Diary - Joan Bakewell

I watch the poet Thom Gunn receive a literary award. I remember him from Cambridge in 1953, and I sw

I am currently one of those judging the television news section of the Amnesty International Media Awards. Each of the 14 news items tells a gut-wrenching story of human misery and exploitation: Gujarat, Sudan, Zimbabwe, Bangladesh and, yes, even Britain. The report of Romania's slave trade in women is suddenly made the more poignant by news of Gaby Rado's death in Iraq (in an accident unconnected to the war). He had served Channel 4 News brilliantly for many years, so much so that I had come to believe I knew him personally. Now I watch his patient and understanding interview with teenage waifs being sold as sex slaves.

His hallmark had always been a quiet concern and outrage that people could so abuse each other as he had seen them do across the world. Channel 4 News must be desolate. And so are many of its viewers.

Meanwhile, other prizes have gone to the deserving. Beryl Bainbridge broke the apparent jinx on her Booker hopes by sweeping ahead to win the sixth David Cohen British Literature Prize, probably Britain's most prestigious literary award, made in acknowledgement of a lifetime's contribution. Previous winners: Naipaul, Pinter, Lessing, Trevor, Spark. Beryl joins their company with her co-winner, the poet Thom Gunn. Joint winners are always awkward, hinting not merely at heated debate behind the scenes but intransigence among the jurors who, clearly divided, wouldn't yield to compromise. Andrew Motion, who chaired them, spoke in quietly modulated tones, giving nothing away. Gunn has made his home in California since the late 1950s. But I had known him at Cambridge, where he was a friend of Karl Miller's. Indeed, my terse little diary entry for the day of the Queen's coronation shows scant regard for the famously televised ceremony, and merely reports: "Went to party with Karl Miller, Thom Gunn and John Coleman." So much for all that fanciful talk about new Elizabethans. Now here he was, looking almost the same. The hair has gone grey, the waist thickened a little. But I swear it was the same leather jacket and buckled leather belt.

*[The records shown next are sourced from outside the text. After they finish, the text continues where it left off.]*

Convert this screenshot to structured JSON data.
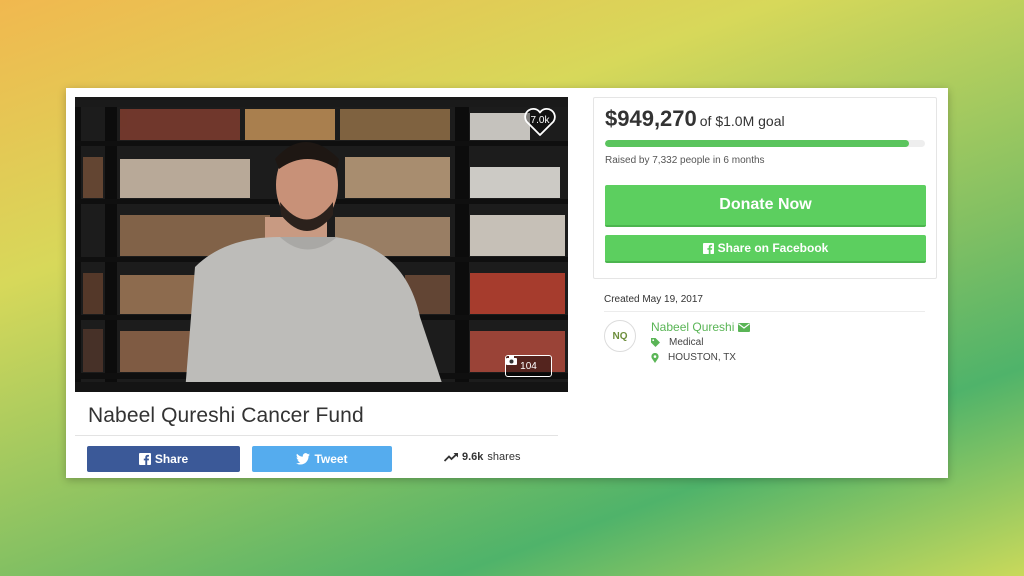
{
  "campaign": {
    "title": "Nabeel Qureshi Cancer Fund",
    "hearts": "7.0k",
    "photos": "104"
  },
  "share_bar": {
    "facebook_label": "Share",
    "tweet_label": "Tweet",
    "shares_count": "9.6k",
    "shares_suffix": "shares"
  },
  "donation": {
    "raised_amount": "$949,270",
    "goal_text": "of $1.0M goal",
    "progress_fraction": 0.949,
    "raised_by": "Raised by 7,332 people in 6 months",
    "donate_label": "Donate Now",
    "share_facebook_label": "Share on Facebook"
  },
  "meta": {
    "created": "Created May 19, 2017",
    "organizer_initials": "NQ",
    "organizer_name": "Nabeel Qureshi",
    "category": "Medical",
    "location": "HOUSTON, TX"
  },
  "icons": {
    "heart": "heart-icon",
    "camera": "camera-icon",
    "facebook": "facebook-icon",
    "twitter": "twitter-icon",
    "trend": "trending-up-icon",
    "envelope": "envelope-icon",
    "tag": "tag-icon",
    "pin": "map-pin-icon"
  },
  "colors": {
    "green": "#5ccf5f",
    "facebook": "#3b5998",
    "twitter": "#55acee"
  }
}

The previous night, the Index on Censorship Free Expression Awards had honoured al-Jazeera television station for its persistent independence in the face of numerous attempts from many governments to have it more closely controlled. The most recent row blew up when it showed a 30-second shot of the bodies of dead British soldiers. It seems its unsanitised coverage of the war is recruiting many new viewers. What isn't so well known is that many of the staff of al-Jazeera were formerly part of a BBC Arabic Service, which lost its Saudi Arabian funding when a Panorama programme displeased the regime. So Qatar took them on. And they've never looked back.

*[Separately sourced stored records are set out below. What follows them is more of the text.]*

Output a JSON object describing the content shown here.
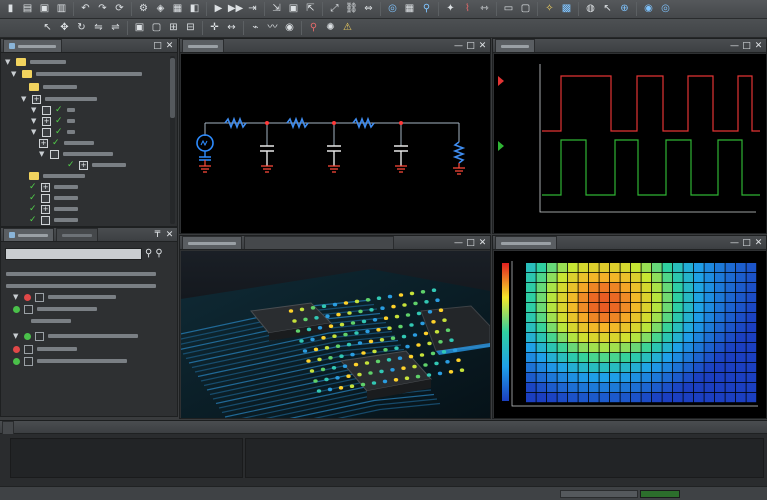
{
  "toolbar_primary": {
    "icons": [
      "new-folder-icon",
      "open-folder-icon",
      "save-icon",
      "print-icon",
      "undo-icon",
      "redo-icon",
      "refresh-icon",
      "settings-icon",
      "component-icon",
      "chip-icon",
      "layer-icon",
      "forward-icon",
      "fast-forward-icon",
      "step-icon",
      "align-icon",
      "board-icon",
      "export-icon",
      "expand-icon",
      "link-icon",
      "arrows-icon",
      "probe-icon",
      "grid-icon",
      "zoom-icon",
      "pin-icon",
      "route-icon",
      "measure-icon",
      "window-icon",
      "monitor-icon",
      "wand-icon",
      "picture-icon",
      "globe-icon",
      "cursor-icon",
      "target-icon",
      "camera-icon",
      "eye-icon"
    ],
    "glyphs": [
      "▮",
      "▤",
      "▣",
      "▥",
      "↶",
      "↷",
      "⟳",
      "⚙",
      "◈",
      "▦",
      "◧",
      "▶",
      "▶▶",
      "⇥",
      "⇲",
      "▣",
      "⇱",
      "⤢",
      "⛓",
      "⇔",
      "◎",
      "▦",
      "⚲",
      "✦",
      "⌇",
      "⇿",
      "▭",
      "▢",
      "✧",
      "▩",
      "◍",
      "↖",
      "⊕",
      "◉",
      "◎"
    ]
  },
  "toolbar_secondary": {
    "icons": [
      "select-icon",
      "move-icon",
      "rotate-icon",
      "flip-icon",
      "mirror-icon",
      "group-icon",
      "ungroup-icon",
      "snap-icon",
      "grid-snap-icon",
      "cross-icon",
      "dimension-icon",
      "net-icon",
      "trace-icon",
      "via-icon",
      "search-icon",
      "highlight-icon",
      "warning-icon"
    ],
    "glyphs": [
      "↖",
      "✥",
      "↻",
      "⇋",
      "⇌",
      "▣",
      "▢",
      "⊞",
      "⊟",
      "✛",
      "↔",
      "⌁",
      "〰",
      "◉",
      "⚲",
      "✺",
      "⚠"
    ]
  },
  "panels": {
    "project_tree": {
      "tab": "",
      "buttons": [
        "□",
        "✕"
      ]
    },
    "schematic": {
      "tab": "",
      "buttons": [
        "—",
        "□",
        "✕"
      ]
    },
    "waveform": {
      "tab": "",
      "buttons": [
        "—",
        "□",
        "✕"
      ]
    },
    "properties": {
      "tab": "",
      "buttons": [
        "₸",
        "✕"
      ],
      "search_placeholder": ""
    },
    "board_3d": {
      "tab": "",
      "buttons": [
        "—",
        "□",
        "✕"
      ]
    },
    "thermal_map": {
      "tab": "",
      "buttons": [
        "—",
        "□",
        "✕"
      ]
    },
    "console": {
      "tab": ""
    }
  },
  "tree_glyphs": {
    "expand": "▼",
    "collapse": "▶",
    "check": "✓",
    "plus": "+",
    "minus": "−"
  },
  "colors": {
    "schematic_wire": "#a4b3c2",
    "resistor": "#3f8df0",
    "capacitor": "#e8e8e8",
    "node": "#ff3a3a",
    "ground": "#ff4a3a",
    "source": "#2d8cff",
    "wave_top": "#e23434",
    "wave_bottom": "#2fb434",
    "thermal_hot": "#e02020",
    "thermal_cold": "#1b5fd0",
    "accent_green": "#52d14a"
  }
}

The poet Harry Guest and his wife, Lynn, a novelist, came up to London to see the Ninagawa Company's production of Pericles at the National Theatre. The performances are only on for one week and by the time you read this it will be almost too late. But this is one of the most sensational productions in London at the moment. Ninagawa's Midsummer Night's Dream and his Macbeth were much celebrated in their day. Pericles is a new production and, like all the rest, it is performed in Japanese. No problem for the Guests: Harry taught English in Tokyo for six years and returned to teach Japanese in Exeter. But what about the rest of us? Foreign languages have come to seem a major hurdle for theatregoers. Yet I remember the great days when Edwige Feuillere played Racine's Phedre, when the Berliner Ensemble played Brecht, when the Rustaveli Company gave us its Richard III in Russian. My French was never up to Racine, my German and Russian little more than tourist phrases, but I remember all those performances as landmark theatrical events, packed with an audience of enthusiasts for their diverse styles of theatrical production. Have we gone soft? Or grown lazy? Of course, you need to do a little homework first. I had to brush up on Pericles itself, as Shakespeare wrote it, before taking on the Japanese. But the tale is a fable of generations lost and found, of storms at sea, of dumb-show masques and final reconciliation. And although the National Theatre provides subtitling, the nature of human passion, of devotion, rivalry and love is pretty universal. Ninagawa's company wrung your heart, whether you followed the words or not.

What is happening to beef? My Japanese-speaking friends had told me how, while in Japan, they had dreamt of my Sunday roasts as the quintessential English experience they missed most. So I had planned that they would enjoy the treat again. But it seems there is not a decent piece of sirloin to be had. The supermarkets only deal in pieces too small to be worth roasting at all: my cherished butcher in Camden Town provided me with a cut of so-called sirloin, pre-trimmed and shaped, and delivered to his shop in a plastic sleeve. Where is the butcher who will cut and roll the meat in front of you, and leave his beef well marbled with fat that will keep it both succulent and tasty? This craze for fat-free meat is spoiling both the taste and the texture. It's enough to make you turn vegetarian. And how am I any longer to make that greatest of breakfast delicacies: beef dripping on toast?